→ Task instructions: Within this listing, how many lines carry the string "their"? State the number only.

→ Listed entries:
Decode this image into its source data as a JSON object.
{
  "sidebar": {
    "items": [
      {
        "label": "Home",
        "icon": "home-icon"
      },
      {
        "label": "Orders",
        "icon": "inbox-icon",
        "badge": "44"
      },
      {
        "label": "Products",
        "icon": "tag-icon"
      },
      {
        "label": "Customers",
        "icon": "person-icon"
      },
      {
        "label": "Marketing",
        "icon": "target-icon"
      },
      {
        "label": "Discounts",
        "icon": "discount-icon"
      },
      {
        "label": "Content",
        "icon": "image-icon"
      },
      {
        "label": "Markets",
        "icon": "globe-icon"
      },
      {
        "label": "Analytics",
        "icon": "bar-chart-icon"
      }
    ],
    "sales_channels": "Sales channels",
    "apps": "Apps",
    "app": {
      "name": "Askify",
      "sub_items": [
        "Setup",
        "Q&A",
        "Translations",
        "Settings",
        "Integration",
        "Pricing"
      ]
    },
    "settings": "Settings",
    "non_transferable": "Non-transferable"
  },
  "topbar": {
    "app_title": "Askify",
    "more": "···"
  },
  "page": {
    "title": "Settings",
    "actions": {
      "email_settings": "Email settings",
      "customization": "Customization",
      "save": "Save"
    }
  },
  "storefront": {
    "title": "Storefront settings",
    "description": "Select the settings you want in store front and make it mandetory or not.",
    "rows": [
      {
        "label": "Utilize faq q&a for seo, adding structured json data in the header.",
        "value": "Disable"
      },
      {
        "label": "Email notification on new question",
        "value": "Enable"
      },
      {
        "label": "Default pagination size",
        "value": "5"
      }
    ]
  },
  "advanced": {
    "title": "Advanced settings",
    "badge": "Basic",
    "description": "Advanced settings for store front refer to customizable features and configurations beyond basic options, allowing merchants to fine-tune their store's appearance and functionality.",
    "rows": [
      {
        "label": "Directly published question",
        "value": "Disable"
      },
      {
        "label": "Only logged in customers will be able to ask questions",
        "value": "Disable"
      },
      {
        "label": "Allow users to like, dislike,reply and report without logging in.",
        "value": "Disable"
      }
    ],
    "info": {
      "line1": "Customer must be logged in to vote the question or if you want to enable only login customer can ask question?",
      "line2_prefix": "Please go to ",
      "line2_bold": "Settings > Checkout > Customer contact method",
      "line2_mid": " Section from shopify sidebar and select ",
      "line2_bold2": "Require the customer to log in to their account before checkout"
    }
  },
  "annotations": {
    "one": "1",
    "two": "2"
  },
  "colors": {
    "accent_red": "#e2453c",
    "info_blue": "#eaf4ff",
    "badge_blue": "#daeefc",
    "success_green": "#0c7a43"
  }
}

→ Written response: 2